We have examined how ordinary citizens’ policy choices are affected by the temporal distance of expected benefits. To this end, we conducted a conjoint analysis examining the impact of key policy characteristics on policy choices amongst a representative sample of the Finnish voting age population. The experiment was designed to increase existing knowledge with regard to the temporal dimension of policy choice amongst the general public. Our analysis addressed the widespread argument relating to short-sightedness in citizens’ political thinking, which is commonly cited as a key factor influencing democratic systems to favour the formulation of policy for the short term.

In line with previous research, we find that policies with more immediate temporal benefits, are typically more popular than those which are more distant. However, the findings also demonstrate that people are more patient than previously assumed, since a policy with benefits that materialize after 5–10 years is equally popular as a policy guaranteeing benefits within 0–2 years. Only after a time period of 20–30 years does time have a negative effect on the popularity of policy proposals. Furthermore, our results show that the time frame is less important in terms of policy favourability than other policy attributes, such as likely costs and benefits, or even the policy subject. This suggests that the direst verdicts on the tendency of democracies to value short-termism over long-term planning may well be misplaced. Clearly, citizens are able to see beyond the immediate future and into the following electoral cycle, even if their patience does not extend indefinitely. From the perspective of democratic policy-making, these findings deliver an important message by indicating that ordinary citizens are more patient that previously thought.

The differences amongst a wide range of citizens indicate that the effects are relatively robust across age and political trust. However, we find that political sophistication makes a difference, since those with higher education are more willing to wait longer to reap the rewards of new policies. It is noteworthy that political trust does not make any difference, since it calls into question the findings of Jacobs and Matthews (2012, 2017) who argue that myopia is caused by distrust in the ability of democratic politics to produce policy benefits in the long-term. While there were some indications that people with a higher level of trust were less impatient, it was impossible to establish this with any certainty.

Therefore, our results only partially support the key finding by Jacobs and Matthews (2012, 2017) according to which people are less impatient than they are cautious, they avoid risk and do not trust the political establishment to deliver on long-term policy promises. Uncertainty with regard to policy benefits materializing in the future, decreases the popularity of a policy, which is viewed as evidence of people wanting to ‘play it safe’ because the future is unknown. This interpretation is also supported by the finding that there is a negative effect on policy favourability when policies are enacted by the EU, which is less trusted than national or local authorities. What matters is not only when policy outputs are likely to be realized, but also who makes the decisions allowing citizens to trust the future outputs that are promised.

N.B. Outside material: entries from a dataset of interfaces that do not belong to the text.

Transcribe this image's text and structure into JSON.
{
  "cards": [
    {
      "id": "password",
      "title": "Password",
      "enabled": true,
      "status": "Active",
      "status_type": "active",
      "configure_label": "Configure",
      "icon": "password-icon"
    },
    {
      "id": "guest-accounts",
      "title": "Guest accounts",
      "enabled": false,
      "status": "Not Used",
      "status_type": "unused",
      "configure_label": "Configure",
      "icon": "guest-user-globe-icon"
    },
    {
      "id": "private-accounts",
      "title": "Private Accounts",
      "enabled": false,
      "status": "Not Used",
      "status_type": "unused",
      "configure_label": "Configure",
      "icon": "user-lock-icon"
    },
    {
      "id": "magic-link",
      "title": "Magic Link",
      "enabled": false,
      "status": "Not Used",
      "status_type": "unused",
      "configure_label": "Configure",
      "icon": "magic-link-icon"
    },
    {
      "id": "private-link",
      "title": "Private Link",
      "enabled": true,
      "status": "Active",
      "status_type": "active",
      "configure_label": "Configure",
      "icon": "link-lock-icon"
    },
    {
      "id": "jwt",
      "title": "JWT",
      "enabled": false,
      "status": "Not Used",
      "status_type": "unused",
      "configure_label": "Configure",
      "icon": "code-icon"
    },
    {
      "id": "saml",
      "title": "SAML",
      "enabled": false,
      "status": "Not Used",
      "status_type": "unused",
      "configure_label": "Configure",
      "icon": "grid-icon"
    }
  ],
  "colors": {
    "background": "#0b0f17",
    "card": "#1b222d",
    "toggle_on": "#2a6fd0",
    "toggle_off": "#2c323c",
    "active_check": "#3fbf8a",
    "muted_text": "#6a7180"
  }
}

While these findings seem to suggest that planning for the long term is not impossible in democracies, the results indicate some uncertainties and more empirical testing is still needed. Most importantly, our empirical analysis is limited to the case of Finland and cannot necessarily be generalized outside this specific context. More research is therefore needed to examine the importance of when people get what and how. The effects of sophistication and trust could, for example, be influenced by country-specific circumstances.